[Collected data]
• • • • • • •
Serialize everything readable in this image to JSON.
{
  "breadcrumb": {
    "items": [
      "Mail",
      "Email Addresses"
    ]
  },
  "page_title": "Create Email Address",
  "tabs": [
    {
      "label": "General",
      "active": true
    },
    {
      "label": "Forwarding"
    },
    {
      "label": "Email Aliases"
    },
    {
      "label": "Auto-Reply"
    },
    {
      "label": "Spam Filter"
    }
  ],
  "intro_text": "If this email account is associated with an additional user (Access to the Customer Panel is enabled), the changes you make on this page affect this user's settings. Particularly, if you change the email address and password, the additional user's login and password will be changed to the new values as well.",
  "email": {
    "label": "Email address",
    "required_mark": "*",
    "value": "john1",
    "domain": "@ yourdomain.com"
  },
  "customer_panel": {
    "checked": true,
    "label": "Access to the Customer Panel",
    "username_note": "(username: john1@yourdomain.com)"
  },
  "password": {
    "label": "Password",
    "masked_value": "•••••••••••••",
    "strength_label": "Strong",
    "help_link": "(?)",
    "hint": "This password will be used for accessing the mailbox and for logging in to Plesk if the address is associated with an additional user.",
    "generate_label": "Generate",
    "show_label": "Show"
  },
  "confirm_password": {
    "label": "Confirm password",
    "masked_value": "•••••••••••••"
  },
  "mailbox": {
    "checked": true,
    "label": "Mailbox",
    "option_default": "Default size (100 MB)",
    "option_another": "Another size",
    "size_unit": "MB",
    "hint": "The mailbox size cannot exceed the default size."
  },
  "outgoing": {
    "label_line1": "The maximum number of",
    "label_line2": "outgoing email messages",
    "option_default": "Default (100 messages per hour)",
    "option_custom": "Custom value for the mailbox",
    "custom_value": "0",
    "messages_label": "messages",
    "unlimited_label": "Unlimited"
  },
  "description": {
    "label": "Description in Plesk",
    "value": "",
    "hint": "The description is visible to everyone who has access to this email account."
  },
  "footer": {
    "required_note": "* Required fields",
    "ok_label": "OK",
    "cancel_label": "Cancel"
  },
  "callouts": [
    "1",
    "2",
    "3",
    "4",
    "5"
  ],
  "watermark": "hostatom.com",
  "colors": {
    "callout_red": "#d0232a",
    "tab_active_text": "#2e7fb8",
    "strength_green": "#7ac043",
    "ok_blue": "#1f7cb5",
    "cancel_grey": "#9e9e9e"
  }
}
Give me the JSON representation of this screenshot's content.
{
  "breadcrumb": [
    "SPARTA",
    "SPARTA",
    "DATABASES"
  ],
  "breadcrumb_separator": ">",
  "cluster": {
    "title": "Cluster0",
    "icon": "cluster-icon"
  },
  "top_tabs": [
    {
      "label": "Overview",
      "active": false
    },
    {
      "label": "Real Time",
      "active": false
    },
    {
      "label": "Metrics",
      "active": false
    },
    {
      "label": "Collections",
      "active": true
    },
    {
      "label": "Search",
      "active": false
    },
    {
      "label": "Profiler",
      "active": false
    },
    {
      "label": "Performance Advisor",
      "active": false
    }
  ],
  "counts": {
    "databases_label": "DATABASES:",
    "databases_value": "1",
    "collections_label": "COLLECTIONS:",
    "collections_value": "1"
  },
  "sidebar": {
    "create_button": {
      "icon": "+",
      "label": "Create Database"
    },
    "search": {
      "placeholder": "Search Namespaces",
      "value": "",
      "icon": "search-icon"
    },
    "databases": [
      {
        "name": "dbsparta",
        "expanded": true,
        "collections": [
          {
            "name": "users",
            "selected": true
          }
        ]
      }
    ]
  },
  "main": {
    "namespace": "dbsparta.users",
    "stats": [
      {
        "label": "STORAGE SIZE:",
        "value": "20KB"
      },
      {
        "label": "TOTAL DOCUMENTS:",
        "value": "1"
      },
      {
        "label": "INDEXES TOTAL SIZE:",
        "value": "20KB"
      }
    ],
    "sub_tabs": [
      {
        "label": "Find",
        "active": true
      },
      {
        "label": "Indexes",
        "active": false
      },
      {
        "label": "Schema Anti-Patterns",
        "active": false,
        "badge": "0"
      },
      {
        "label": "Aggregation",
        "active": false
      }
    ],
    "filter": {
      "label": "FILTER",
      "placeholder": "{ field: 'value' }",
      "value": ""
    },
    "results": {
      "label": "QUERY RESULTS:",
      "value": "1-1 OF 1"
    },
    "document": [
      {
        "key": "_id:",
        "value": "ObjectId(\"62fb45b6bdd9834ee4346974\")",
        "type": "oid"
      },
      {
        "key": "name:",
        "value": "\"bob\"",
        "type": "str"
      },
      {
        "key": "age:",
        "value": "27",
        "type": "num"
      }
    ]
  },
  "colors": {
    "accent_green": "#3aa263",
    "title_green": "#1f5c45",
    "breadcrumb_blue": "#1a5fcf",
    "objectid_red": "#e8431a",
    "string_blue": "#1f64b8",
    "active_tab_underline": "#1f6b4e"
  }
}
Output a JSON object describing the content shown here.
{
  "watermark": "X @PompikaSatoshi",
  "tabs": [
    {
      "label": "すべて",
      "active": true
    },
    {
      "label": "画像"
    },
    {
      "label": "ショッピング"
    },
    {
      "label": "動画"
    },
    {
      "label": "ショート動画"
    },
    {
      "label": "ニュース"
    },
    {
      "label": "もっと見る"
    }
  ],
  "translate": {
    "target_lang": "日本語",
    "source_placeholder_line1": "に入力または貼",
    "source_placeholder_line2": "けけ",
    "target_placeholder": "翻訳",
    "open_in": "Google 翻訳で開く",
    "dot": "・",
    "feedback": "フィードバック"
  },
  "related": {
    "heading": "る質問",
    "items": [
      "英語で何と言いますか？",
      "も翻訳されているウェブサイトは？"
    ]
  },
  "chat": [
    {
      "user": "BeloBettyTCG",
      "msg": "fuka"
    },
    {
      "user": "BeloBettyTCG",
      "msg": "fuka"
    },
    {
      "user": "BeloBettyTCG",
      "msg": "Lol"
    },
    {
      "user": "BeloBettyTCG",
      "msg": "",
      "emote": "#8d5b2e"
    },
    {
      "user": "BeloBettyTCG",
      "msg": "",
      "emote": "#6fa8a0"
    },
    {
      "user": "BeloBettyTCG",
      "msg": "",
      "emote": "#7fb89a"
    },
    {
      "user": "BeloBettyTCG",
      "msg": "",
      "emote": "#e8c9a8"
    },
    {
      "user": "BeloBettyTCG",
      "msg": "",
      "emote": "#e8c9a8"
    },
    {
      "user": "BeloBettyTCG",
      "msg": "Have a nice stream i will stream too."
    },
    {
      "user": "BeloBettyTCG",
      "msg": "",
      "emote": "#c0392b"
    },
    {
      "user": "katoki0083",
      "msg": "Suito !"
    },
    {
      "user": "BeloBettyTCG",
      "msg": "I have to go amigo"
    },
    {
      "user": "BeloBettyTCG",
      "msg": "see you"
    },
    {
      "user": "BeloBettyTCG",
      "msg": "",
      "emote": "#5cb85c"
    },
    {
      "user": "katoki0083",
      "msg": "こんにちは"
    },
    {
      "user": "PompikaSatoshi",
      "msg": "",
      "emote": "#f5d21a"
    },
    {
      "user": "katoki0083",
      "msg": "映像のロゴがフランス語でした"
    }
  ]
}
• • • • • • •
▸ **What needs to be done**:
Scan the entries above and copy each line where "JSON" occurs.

▸ **Problem solution**:
Serialize everything readable in this image to JSON.
Give me the JSON representation of this screenshot's content.
Output a JSON object describing the content shown here.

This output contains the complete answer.